Round tripping occurs when one company sells assets to another party in order to generate sales, and later buys back the assets. For example, a real estate company sells several condominiums to a related party for $4 million and then buys them back a year later for the same price. Doing so generates sales not only for the original seller, but also for the related party when it sells the condominiums back. In these arrangements, there is minimal net long-term change in a firm’s profits.
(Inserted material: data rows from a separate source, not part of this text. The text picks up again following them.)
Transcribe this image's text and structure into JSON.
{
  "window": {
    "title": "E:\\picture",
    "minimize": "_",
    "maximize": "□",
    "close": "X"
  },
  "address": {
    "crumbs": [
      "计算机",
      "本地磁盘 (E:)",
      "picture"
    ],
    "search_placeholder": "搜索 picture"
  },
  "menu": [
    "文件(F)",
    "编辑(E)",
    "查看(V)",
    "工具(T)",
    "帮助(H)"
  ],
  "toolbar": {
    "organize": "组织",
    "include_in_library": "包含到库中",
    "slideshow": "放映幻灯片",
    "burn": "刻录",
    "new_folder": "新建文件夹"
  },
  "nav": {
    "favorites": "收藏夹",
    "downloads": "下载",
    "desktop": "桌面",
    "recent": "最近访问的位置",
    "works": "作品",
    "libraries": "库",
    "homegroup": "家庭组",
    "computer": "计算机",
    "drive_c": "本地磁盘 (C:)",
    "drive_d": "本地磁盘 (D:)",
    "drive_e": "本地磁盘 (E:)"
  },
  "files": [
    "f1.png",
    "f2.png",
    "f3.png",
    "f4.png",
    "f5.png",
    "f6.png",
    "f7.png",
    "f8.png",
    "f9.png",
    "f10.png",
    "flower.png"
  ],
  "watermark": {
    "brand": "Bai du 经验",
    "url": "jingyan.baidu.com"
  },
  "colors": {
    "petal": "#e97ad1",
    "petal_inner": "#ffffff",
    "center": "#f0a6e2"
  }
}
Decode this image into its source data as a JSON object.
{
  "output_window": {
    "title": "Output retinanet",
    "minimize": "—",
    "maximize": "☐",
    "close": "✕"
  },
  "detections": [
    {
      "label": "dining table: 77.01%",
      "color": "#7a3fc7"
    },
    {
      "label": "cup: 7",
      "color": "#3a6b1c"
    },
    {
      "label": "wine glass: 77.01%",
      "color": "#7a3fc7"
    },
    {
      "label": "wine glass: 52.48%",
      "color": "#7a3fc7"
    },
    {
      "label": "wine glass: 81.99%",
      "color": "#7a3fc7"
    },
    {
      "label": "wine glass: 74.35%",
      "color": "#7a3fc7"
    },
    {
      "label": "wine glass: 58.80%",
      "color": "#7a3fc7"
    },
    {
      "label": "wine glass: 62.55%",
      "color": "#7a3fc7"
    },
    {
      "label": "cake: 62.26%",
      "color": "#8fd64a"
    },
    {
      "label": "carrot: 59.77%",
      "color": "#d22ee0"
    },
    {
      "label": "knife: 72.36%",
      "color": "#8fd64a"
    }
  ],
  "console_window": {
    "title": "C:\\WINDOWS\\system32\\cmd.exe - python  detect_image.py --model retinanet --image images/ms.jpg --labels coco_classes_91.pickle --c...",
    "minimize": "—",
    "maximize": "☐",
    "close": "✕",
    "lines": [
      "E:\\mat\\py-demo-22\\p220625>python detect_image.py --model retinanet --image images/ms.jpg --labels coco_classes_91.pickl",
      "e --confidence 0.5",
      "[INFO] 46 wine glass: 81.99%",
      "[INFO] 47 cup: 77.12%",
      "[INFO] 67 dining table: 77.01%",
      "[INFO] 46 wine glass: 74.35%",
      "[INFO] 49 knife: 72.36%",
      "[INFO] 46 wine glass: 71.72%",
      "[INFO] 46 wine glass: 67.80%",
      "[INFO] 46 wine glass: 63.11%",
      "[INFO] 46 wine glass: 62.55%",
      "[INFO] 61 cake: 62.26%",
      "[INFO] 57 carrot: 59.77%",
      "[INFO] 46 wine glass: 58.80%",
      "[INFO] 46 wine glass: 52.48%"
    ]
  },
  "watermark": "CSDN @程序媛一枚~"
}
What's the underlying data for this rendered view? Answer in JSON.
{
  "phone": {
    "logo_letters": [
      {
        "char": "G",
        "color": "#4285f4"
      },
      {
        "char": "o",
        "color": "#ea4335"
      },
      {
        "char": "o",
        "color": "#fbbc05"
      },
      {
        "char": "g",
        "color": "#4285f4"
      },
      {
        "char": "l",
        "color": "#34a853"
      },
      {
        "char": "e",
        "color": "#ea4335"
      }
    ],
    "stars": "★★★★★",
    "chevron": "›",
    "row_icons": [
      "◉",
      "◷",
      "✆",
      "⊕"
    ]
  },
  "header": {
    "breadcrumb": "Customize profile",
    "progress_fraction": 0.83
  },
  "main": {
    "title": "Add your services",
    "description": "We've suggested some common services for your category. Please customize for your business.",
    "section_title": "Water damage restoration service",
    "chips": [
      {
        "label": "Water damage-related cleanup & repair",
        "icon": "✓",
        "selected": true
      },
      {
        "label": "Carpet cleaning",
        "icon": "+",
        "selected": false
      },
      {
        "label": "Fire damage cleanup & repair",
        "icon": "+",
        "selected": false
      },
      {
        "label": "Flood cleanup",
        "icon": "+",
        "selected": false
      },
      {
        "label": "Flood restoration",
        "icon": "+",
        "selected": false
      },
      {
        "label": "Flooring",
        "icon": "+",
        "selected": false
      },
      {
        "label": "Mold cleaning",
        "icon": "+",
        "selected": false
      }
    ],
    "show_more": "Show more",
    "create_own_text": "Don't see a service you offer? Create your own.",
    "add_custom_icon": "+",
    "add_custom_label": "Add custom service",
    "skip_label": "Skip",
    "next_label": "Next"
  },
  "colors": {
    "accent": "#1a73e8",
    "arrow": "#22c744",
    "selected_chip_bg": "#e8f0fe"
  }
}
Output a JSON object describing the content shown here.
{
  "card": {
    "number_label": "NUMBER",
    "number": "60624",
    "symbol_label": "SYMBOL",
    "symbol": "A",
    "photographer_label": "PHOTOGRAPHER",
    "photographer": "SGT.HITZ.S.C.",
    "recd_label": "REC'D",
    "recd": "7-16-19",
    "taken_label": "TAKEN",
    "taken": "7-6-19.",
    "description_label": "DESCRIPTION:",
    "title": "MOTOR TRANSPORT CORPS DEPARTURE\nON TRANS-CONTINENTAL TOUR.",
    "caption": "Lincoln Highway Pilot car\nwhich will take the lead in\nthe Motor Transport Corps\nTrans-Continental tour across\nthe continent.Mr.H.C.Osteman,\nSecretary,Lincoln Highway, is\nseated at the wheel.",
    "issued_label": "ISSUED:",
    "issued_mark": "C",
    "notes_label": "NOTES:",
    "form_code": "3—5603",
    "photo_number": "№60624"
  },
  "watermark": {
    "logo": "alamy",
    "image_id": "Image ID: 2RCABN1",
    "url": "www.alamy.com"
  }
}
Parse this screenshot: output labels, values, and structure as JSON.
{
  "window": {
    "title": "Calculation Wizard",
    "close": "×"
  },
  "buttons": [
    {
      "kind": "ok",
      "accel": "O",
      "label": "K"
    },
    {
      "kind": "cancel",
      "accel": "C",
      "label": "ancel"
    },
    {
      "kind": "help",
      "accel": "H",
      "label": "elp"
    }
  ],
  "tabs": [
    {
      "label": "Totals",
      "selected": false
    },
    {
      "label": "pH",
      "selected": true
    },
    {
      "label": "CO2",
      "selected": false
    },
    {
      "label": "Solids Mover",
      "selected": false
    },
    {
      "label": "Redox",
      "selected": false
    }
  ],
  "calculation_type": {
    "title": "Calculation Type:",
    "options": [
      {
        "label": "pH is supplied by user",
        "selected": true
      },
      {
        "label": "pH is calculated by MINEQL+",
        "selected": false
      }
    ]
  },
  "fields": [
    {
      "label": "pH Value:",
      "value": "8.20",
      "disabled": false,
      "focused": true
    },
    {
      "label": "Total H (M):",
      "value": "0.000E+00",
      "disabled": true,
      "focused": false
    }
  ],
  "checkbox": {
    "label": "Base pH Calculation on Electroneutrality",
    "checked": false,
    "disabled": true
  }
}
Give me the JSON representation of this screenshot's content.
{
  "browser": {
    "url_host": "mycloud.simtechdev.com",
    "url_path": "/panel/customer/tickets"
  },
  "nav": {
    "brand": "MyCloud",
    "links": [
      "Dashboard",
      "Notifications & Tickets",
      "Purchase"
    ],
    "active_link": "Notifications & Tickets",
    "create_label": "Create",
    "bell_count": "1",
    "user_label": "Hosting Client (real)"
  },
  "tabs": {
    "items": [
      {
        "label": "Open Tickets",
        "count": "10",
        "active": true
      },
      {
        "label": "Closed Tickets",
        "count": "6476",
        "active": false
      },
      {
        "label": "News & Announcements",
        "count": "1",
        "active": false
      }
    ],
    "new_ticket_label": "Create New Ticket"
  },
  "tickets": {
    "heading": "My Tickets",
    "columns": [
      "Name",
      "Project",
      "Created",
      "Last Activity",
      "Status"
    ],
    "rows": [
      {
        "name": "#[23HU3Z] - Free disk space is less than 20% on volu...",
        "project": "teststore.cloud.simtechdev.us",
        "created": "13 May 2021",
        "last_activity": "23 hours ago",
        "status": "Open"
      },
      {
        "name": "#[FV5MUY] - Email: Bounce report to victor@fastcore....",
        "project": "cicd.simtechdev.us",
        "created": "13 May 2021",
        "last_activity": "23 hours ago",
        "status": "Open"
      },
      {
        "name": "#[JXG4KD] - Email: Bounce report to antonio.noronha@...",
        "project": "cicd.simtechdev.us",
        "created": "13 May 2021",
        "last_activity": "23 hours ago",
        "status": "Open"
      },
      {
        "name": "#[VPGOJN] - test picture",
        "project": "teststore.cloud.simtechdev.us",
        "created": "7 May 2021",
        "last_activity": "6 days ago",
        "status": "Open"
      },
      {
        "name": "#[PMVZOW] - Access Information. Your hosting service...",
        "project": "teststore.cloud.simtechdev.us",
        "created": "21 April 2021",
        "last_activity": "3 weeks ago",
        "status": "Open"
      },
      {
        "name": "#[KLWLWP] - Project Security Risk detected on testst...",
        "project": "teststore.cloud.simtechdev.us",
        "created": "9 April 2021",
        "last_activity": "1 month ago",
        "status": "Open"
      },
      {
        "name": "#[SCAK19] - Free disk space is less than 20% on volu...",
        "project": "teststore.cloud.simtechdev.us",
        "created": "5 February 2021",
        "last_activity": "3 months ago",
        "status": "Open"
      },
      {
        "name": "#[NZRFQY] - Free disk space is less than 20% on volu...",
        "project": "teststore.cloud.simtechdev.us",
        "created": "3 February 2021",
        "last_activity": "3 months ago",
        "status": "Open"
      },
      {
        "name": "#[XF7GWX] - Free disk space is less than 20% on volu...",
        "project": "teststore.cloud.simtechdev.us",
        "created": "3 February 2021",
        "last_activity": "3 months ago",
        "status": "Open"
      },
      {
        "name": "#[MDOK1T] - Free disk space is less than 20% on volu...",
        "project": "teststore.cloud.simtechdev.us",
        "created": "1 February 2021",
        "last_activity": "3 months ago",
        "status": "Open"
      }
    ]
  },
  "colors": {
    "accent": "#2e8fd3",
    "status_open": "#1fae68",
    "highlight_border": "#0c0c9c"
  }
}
Round tripping is used to artificially inflate the reported amount of a company’s sales. Management may feel that this practice is necessary in order to meet analyst expectations for sales, or to boost sales when the company is about to be sold at a multiple of sales. It can also be used to hoodwink investors into believing that the company’s sales are robust, so that they will buy more company shares, thereby driving up the stock price.